Jack and The Picnic Table
No, Jack is up before dawn insisting that the sun arise because he is ready for it to do so. Unlike the rest of us, the sun ignores him, but only because it is too far away for him to pummel it into submission. If it were 10 feet closer, it too would listen, if only to get him to shut up.
After his morning ablutions are complete, Jack dons his bib overalls, his favorite pair of bibs in fact. Why is this particular pair of bibs his favorite? Simply put, they are the only ones that still fit him. Jack grabs his shoes from the floor, and sits on the bed to put them on. Amazingly his wife Karen remains asleep. After more stomping, mumbling, coughing and cursing, Jack is out the door. He climbs into the Dodge pickup parked in the garage, fires the engine, opens the garage door and is now free to do as he damn well pleases.
By the time he reaches the end of the lane and turns onto the road, the sun emerges. Jack responds to it by saying “About damn time you got up you bastard”. Driving with purpose, Jack is on his way to the second most important part of his day (the first being popping the tab on a cold beer). It’s now time for the men to gather at the picnic table in town, the one reserved only for those gentleman who have lived long enough to earn the right to tell everybody else what to do. It is here, at this picnic table in the park where the first of three breakfasts are consumed, when politics are discussed, gossip is exchanged and the world is turned aright.
Arriving exactly at 5:30 Jack approaches the picnic table. None of the other men are there as of yet. This is both puzzling and annoying to Jack, because for the second time this day, something has caused him to wait (the damn sun being the first). Jack grumbles, coughs, scratches, complains then hitches up his overalls as he prepares to lower himself onto the end of the picnic table. Clearly, Jack has not thought this through, he does not yet realize that for every action, there is an equal and opposite reaction.
When 350 pounds of Jack Randall, descends upon the farthest most end of the picnic table, the other end (as it is not bolted to the ground) flips over 180 degrees, pinning Jack beneath it. The first thought that enters Jacks head is not “Holy crap, I’m trapped underneath a picnic table” rather it is, “Where the hell are those bastards, they’re late” Jack remains unconcerned about his predicament, after all this is not the first time that he has found himself in a situation that would scare most of us shitless No, Jack knows in the very core of his being that eventually everything will turn out all right. Jack has a great deal of experience with calling deaths bluff while holding only a pair of deuces.

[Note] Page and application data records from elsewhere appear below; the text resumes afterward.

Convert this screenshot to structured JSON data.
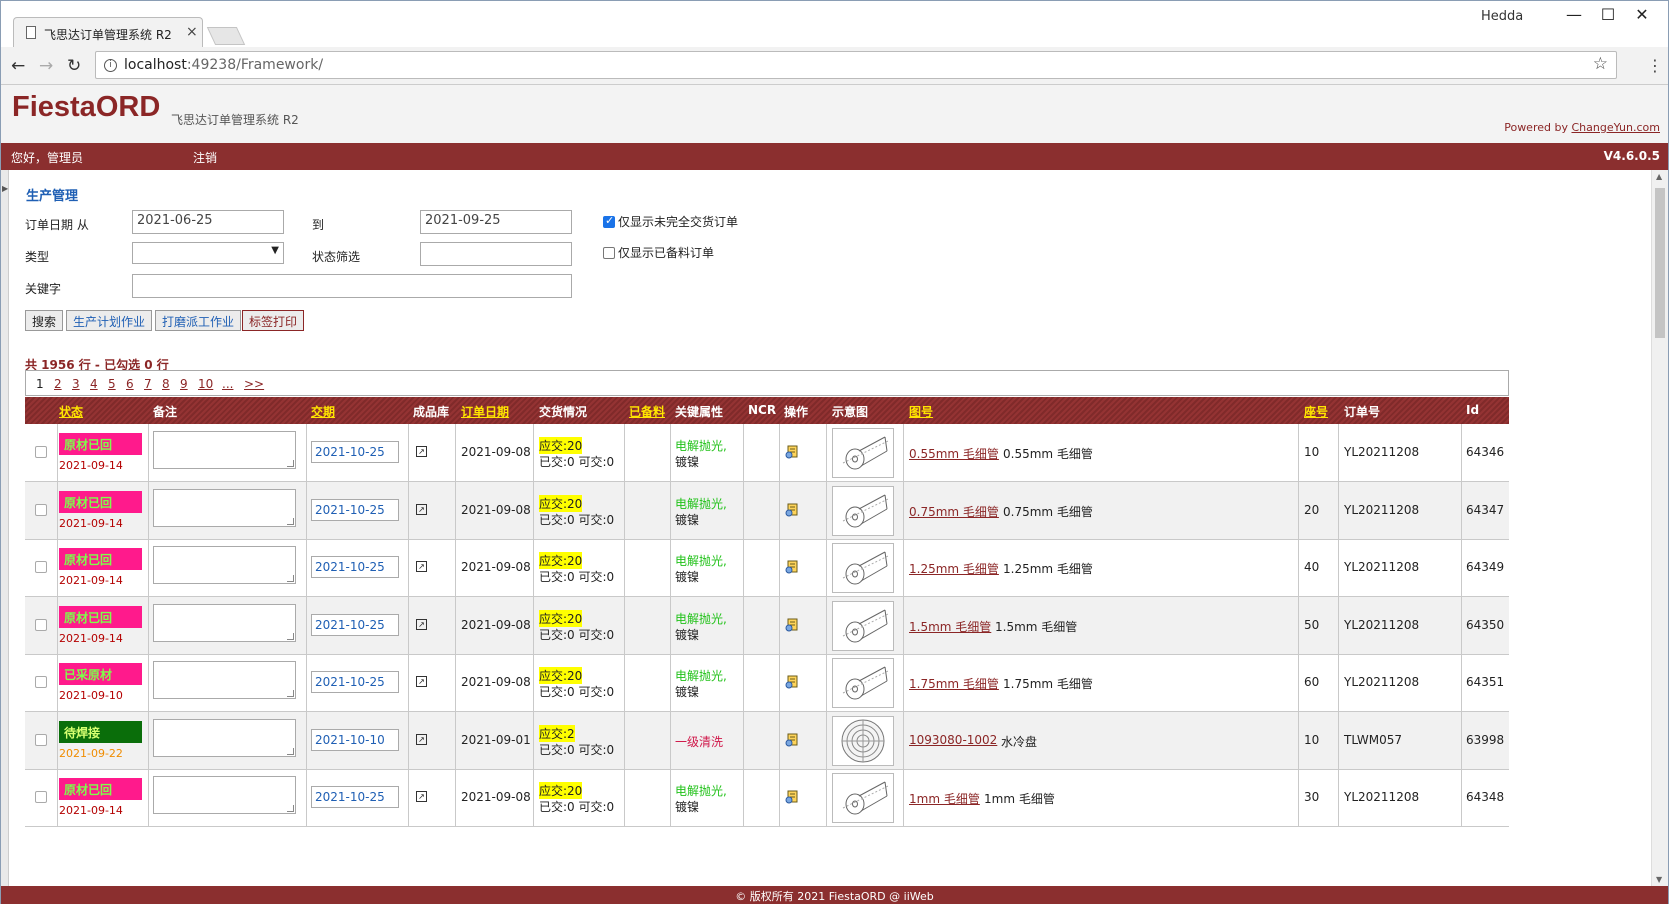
{
  "browser": {
    "tab_title": "飞思达订单管理系统 R2",
    "tab_close": "×",
    "user": "Hedda",
    "url_host": "localhost",
    "url_rest": ":49238/Framework/"
  },
  "app": {
    "logo": "FiestaORD",
    "subtitle": "飞思达订单管理系统 R2",
    "powered_prefix": "Powered by ",
    "powered_link": "ChangeYun.com",
    "greeting": "您好，管理员",
    "logout": "注销",
    "version": "V4.6.0.5"
  },
  "page": {
    "title": "生产管理",
    "date_from_label": "订单日期 从",
    "date_from": "2021-06-25",
    "date_to_label": "到",
    "date_to": "2021-09-25",
    "type_label": "类型",
    "status_label": "状态筛选",
    "keyword_label": "关键字",
    "chk_incomplete": "仅显示未完全交货订单",
    "chk_prepared": "仅显示已备料订单",
    "btn_search": "搜索",
    "btn_plan": "生产计划作业",
    "btn_grind": "打磨派工作业",
    "btn_label": "标签打印",
    "summary": "共 1956 行 - 已勾选 0 行"
  },
  "pager": {
    "current": "1",
    "pages": [
      "2",
      "3",
      "4",
      "5",
      "6",
      "7",
      "8",
      "9",
      "10",
      "...",
      ">>"
    ]
  },
  "columns": {
    "status": "状态",
    "remark": "备注",
    "due": "交期",
    "stock": "成品库",
    "order_date": "订单日期",
    "delivery": "交货情况",
    "prepared": "已备料",
    "attr": "关键属性",
    "ncr": "NCR",
    "op": "操作",
    "diagram": "示意图",
    "drawing": "图号",
    "seq": "座号",
    "order_no": "订单号",
    "id": "Id"
  },
  "rows": [
    {
      "status": "原材已回",
      "status_color": "#ff1a8c",
      "status_date": "2021-09-14",
      "due": "2021-10-25",
      "order_date": "2021-09-08",
      "d1": "应交:20",
      "d2": "已交:0 可交:0",
      "attr1": "电解抛光,",
      "attr2": "镀镍",
      "drawing_no": "0.55mm 毛细管",
      "drawing_name": "0.55mm 毛细管",
      "seq": "10",
      "order_no": "YL20211208",
      "id": "64346",
      "kind": "tube"
    },
    {
      "status": "原材已回",
      "status_color": "#ff1a8c",
      "status_date": "2021-09-14",
      "due": "2021-10-25",
      "order_date": "2021-09-08",
      "d1": "应交:20",
      "d2": "已交:0 可交:0",
      "attr1": "电解抛光,",
      "attr2": "镀镍",
      "drawing_no": "0.75mm 毛细管",
      "drawing_name": "0.75mm 毛细管",
      "seq": "20",
      "order_no": "YL20211208",
      "id": "64347",
      "kind": "tube"
    },
    {
      "status": "原材已回",
      "status_color": "#ff1a8c",
      "status_date": "2021-09-14",
      "due": "2021-10-25",
      "order_date": "2021-09-08",
      "d1": "应交:20",
      "d2": "已交:0 可交:0",
      "attr1": "电解抛光,",
      "attr2": "镀镍",
      "drawing_no": "1.25mm 毛细管",
      "drawing_name": "1.25mm 毛细管",
      "seq": "40",
      "order_no": "YL20211208",
      "id": "64349",
      "kind": "tube"
    },
    {
      "status": "原材已回",
      "status_color": "#ff1a8c",
      "status_date": "2021-09-14",
      "due": "2021-10-25",
      "order_date": "2021-09-08",
      "d1": "应交:20",
      "d2": "已交:0 可交:0",
      "attr1": "电解抛光,",
      "attr2": "镀镍",
      "drawing_no": "1.5mm 毛细管",
      "drawing_name": "1.5mm 毛细管",
      "seq": "50",
      "order_no": "YL20211208",
      "id": "64350",
      "kind": "tube"
    },
    {
      "status": "已采原材",
      "status_color": "#ff1a8c",
      "status_date": "2021-09-10",
      "due": "2021-10-25",
      "order_date": "2021-09-08",
      "d1": "应交:20",
      "d2": "已交:0 可交:0",
      "attr1": "电解抛光,",
      "attr2": "镀镍",
      "drawing_no": "1.75mm 毛细管",
      "drawing_name": "1.75mm 毛细管",
      "seq": "60",
      "order_no": "YL20211208",
      "id": "64351",
      "kind": "tube"
    },
    {
      "status": "待焊接",
      "status_color": "#0a6e0a",
      "status_date": "2021-09-22",
      "due": "2021-10-10",
      "order_date": "2021-09-01",
      "d1": "应交:2",
      "d2": "已交:0 可交:0",
      "attr1": "一级清洗",
      "attr2": "",
      "drawing_no": "1093080-1002",
      "drawing_name": "水冷盘",
      "seq": "10",
      "order_no": "TLWM057",
      "id": "63998",
      "kind": "plate"
    },
    {
      "status": "原材已回",
      "status_color": "#ff1a8c",
      "status_date": "2021-09-14",
      "due": "2021-10-25",
      "order_date": "2021-09-08",
      "d1": "应交:20",
      "d2": "已交:0 可交:0",
      "attr1": "电解抛光,",
      "attr2": "镀镍",
      "drawing_no": "1mm 毛细管",
      "drawing_name": "1mm 毛细管",
      "seq": "30",
      "order_no": "YL20211208",
      "id": "64348",
      "kind": "tube"
    }
  ],
  "footer": "© 版权所有 2021 FiestaORD @ iiWeb"
}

As fate would have it, (fate has a way of responding to Jacks wishes, as unlike the sun it is close by) his friends arrive. After some not so stifled laughing, the picnic table is lifted. Does Jack respond by saying “Thanks guys, you really saved my life” No, Jack simply says “Why are you all late?” and “Did any of you pecker heads bring coffee?”
Up ahead Jack sees the electric fence that serves to keep livestock out of the woods. Where one man might see danger, Jack sees opportunity. It’s now time for Jack to teach his son another life lesson. Now, you might be thinking to yourself “Oh no, this is going to end badly” or perhaps even “No, no, don’t do it kid, don’t touch the fence, you’ll get electrocuted.” Remember the fall, the fall that damaged Jacks edit function? Could the fall have damaged more than just an edit function we might ask? Against all reason (or maybe just to piss reason off) Jack tells his son to touch the fence.